I’ve also practiced kindness when understanding that phlebotomists don’t mean to hurt you when they poke your veins. And watching my loved ones put their troubles aside to help me with mine has taught me much, as well. I’m proud that I’m defined by how PNH has made me kinder.

I’ve become more flexible because of all the changes of plans I’ve made because of my disease. Since PNH symptoms are unpredictable, it’s hard to look ahead when I’m not sure how I’m going to feel. Sometimes plans are made that I must reschedule at the last minute. I may have an order to the tasks I want to get done for the day, for instance, but things don’t end up playing out that way.

I used to become frustrated when I had to make these changes, but becoming more flexible has taken away that problem. Changing plans is exactly that — a change, not a cancellation. I’m proud that I’m defined by how PNH has given me greater flexibility.

Lastly, putting on a brave, tough face wasn’t one of my strong suits before my disease. Going to doctor appointments, getting blood drawn, and receiving any diagnoses would leave me trembling in fear. I was often scared and anxious about getting hurt and needing medical attention. PNH didn’t give me a choice; I had to face these fears head-on, and it made me a million times tougher.

If I’m told now I need a vaccine, such as for meningitis, which is required with my Soliris (eculizumab) treatment, I simply roll up my sleeve with no anxiety. The old me would have been crying and shaking. This toughness doesn’t mean I like any of the medical attention I receive; it just means the fear factor is gone.
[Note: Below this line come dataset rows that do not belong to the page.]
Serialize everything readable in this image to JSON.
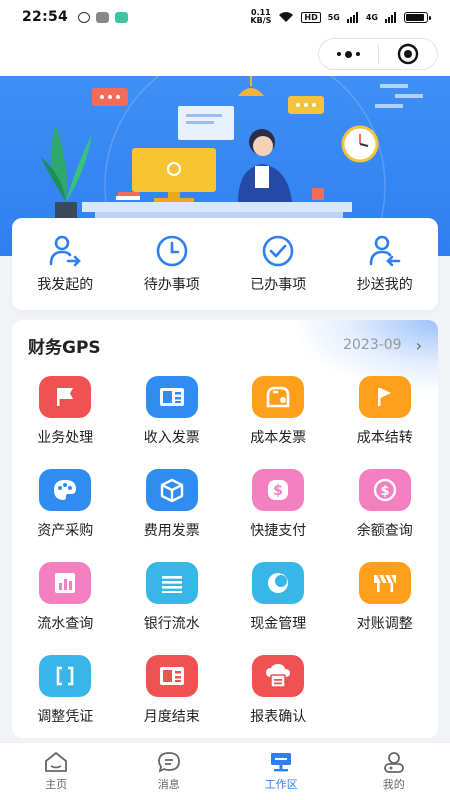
{
  "status_bar": {
    "time": "22:54",
    "net_speed_value": "0.11",
    "net_speed_unit": "KB/S",
    "hd": "HD",
    "sig1": "5G",
    "sig2": "4G"
  },
  "nav": {
    "more_icon": "more-dots-icon",
    "close_icon": "target-icon"
  },
  "quick_actions": [
    {
      "label": "我发起的",
      "icon": "user-send-icon"
    },
    {
      "label": "待办事项",
      "icon": "clock-icon"
    },
    {
      "label": "已办事项",
      "icon": "check-circle-icon"
    },
    {
      "label": "抄送我的",
      "icon": "user-receive-icon"
    }
  ],
  "finance": {
    "title": "财务GPS",
    "date": "2023-09",
    "chevron": "›",
    "items": [
      {
        "label": "业务处理",
        "color": "#f05152",
        "icon": "flag-icon"
      },
      {
        "label": "收入发票",
        "color": "#2f8cf0",
        "icon": "invoice-icon"
      },
      {
        "label": "成本发票",
        "color": "#ff9f1c",
        "icon": "cost-invoice-icon"
      },
      {
        "label": "成本结转",
        "color": "#ff9f1c",
        "icon": "flag-icon"
      },
      {
        "label": "资产采购",
        "color": "#2f8cf0",
        "icon": "palette-icon"
      },
      {
        "label": "费用发票",
        "color": "#2f8cf0",
        "icon": "box-icon"
      },
      {
        "label": "快捷支付",
        "color": "#f47fc1",
        "icon": "dollar-icon"
      },
      {
        "label": "余额查询",
        "color": "#f47fc1",
        "icon": "dollar-icon"
      },
      {
        "label": "流水查询",
        "color": "#f47fc1",
        "icon": "chart-icon"
      },
      {
        "label": "银行流水",
        "color": "#38b6e8",
        "icon": "list-icon"
      },
      {
        "label": "现金管理",
        "color": "#38b6e8",
        "icon": "moon-icon"
      },
      {
        "label": "对账调整",
        "color": "#ff9f1c",
        "icon": "barrier-icon"
      },
      {
        "label": "调整凭证",
        "color": "#38b6e8",
        "icon": "bracket-icon"
      },
      {
        "label": "月度结束",
        "color": "#f05152",
        "icon": "invoice-icon"
      },
      {
        "label": "报表确认",
        "color": "#f05152",
        "icon": "cloud-icon"
      }
    ]
  },
  "tabs": [
    {
      "label": "主页",
      "icon": "home-icon",
      "active": false
    },
    {
      "label": "消息",
      "icon": "message-icon",
      "active": false
    },
    {
      "label": "工作区",
      "icon": "workspace-icon",
      "active": true
    },
    {
      "label": "我的",
      "icon": "profile-icon",
      "active": false
    }
  ],
  "colors": {
    "accent": "#2f7ff0",
    "banner": "#3f8ff5"
  }
}
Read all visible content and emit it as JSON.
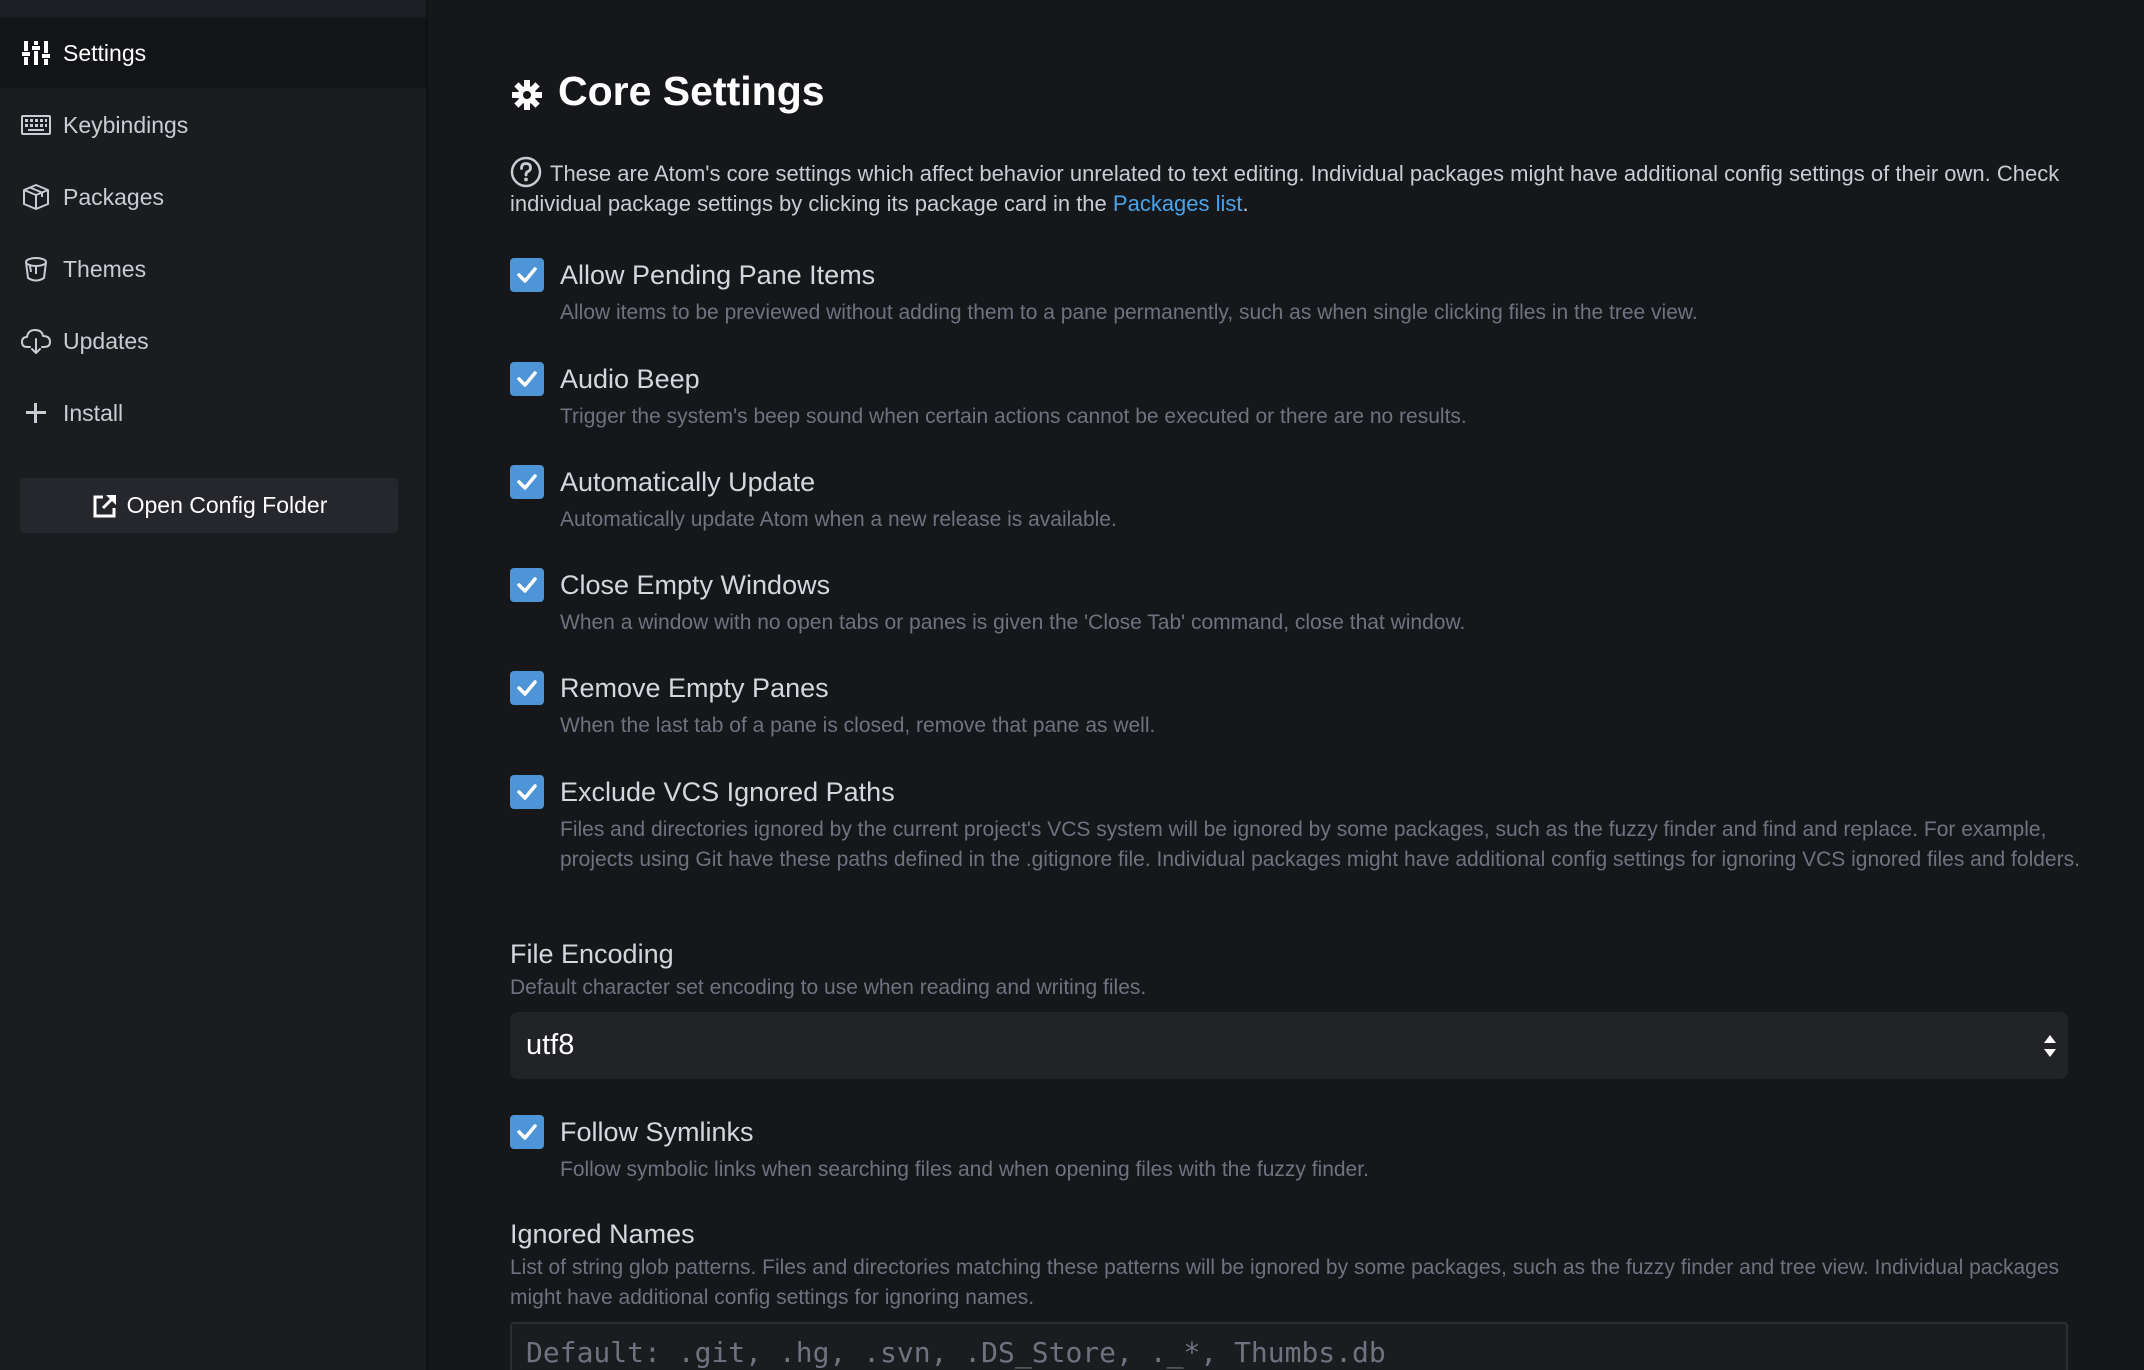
{
  "sidebar": {
    "items": [
      {
        "label": "Settings",
        "icon": "sliders-icon",
        "active": true
      },
      {
        "label": "Keybindings",
        "icon": "keyboard-icon",
        "active": false
      },
      {
        "label": "Packages",
        "icon": "package-icon",
        "active": false
      },
      {
        "label": "Themes",
        "icon": "paintcan-icon",
        "active": false
      },
      {
        "label": "Updates",
        "icon": "cloud-download-icon",
        "active": false
      },
      {
        "label": "Install",
        "icon": "plus-icon",
        "active": false
      }
    ],
    "open_config_label": "Open Config Folder"
  },
  "main": {
    "title": "Core Settings",
    "intro_text": "These are Atom's core settings which affect behavior unrelated to text editing. Individual packages might have additional config settings of their own. Check individual package settings by clicking its package card in the ",
    "intro_link": "Packages list",
    "intro_end": ".",
    "settings": [
      {
        "title": "Allow Pending Pane Items",
        "checked": true,
        "desc": "Allow items to be previewed without adding them to a pane permanently, such as when single clicking files in the tree view."
      },
      {
        "title": "Audio Beep",
        "checked": true,
        "desc": "Trigger the system's beep sound when certain actions cannot be executed or there are no results."
      },
      {
        "title": "Automatically Update",
        "checked": true,
        "desc": "Automatically update Atom when a new release is available."
      },
      {
        "title": "Close Empty Windows",
        "checked": true,
        "desc": "When a window with no open tabs or panes is given the 'Close Tab' command, close that window."
      },
      {
        "title": "Remove Empty Panes",
        "checked": true,
        "desc": "When the last tab of a pane is closed, remove that pane as well."
      },
      {
        "title": "Exclude VCS Ignored Paths",
        "checked": true,
        "desc": "Files and directories ignored by the current project's VCS system will be ignored by some packages, such as the fuzzy finder and find and replace. For example, projects using Git have these paths defined in the .gitignore file. Individual packages might have additional config settings for ignoring VCS ignored files and folders."
      }
    ],
    "file_encoding": {
      "title": "File Encoding",
      "desc": "Default character set encoding to use when reading and writing files.",
      "value": "utf8"
    },
    "follow_symlinks": {
      "title": "Follow Symlinks",
      "checked": true,
      "desc": "Follow symbolic links when searching files and when opening files with the fuzzy finder."
    },
    "ignored_names": {
      "title": "Ignored Names",
      "desc": "List of string glob patterns. Files and directories matching these patterns will be ignored by some packages, such as the fuzzy finder and tree view. Individual packages might have additional config settings for ignoring names.",
      "placeholder": "Default: .git, .hg, .svn, .DS_Store, ._*, Thumbs.db"
    }
  },
  "colors": {
    "accent": "#4d95d6",
    "link": "#4aa3e8",
    "background": "#16171b",
    "sidebar": "#1b1c20"
  }
}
I’m proud that I’m defined by how PNH has made me tougher.

My PNH journey has been my most character-testing experience. I’ve proudly let my disease define me because I wouldn’t be the person I am today without it. As a result, I’d like to pose this question to others: What if you let your biggest setback define you? Would that be such a bad thing?

Note: PNH News is strictly a news and information website about the disease. It does not provide medical advice, diagnosis, or treatment. This content is not intended to be a substitute for professional medical advice, diagnosis, or treatment. Always seek the advice of your physician or other qualified health provider with any questions you may have regarding a medical condition. Never disregard professional medical advice or delay in seeking it because of something you have read on this website. The opinions expressed in this column are not those of PNH News or its parent company, Bionews, and are intended to spark discussion about issues pertaining to paroxysmal nocturnal hemoglobinuria.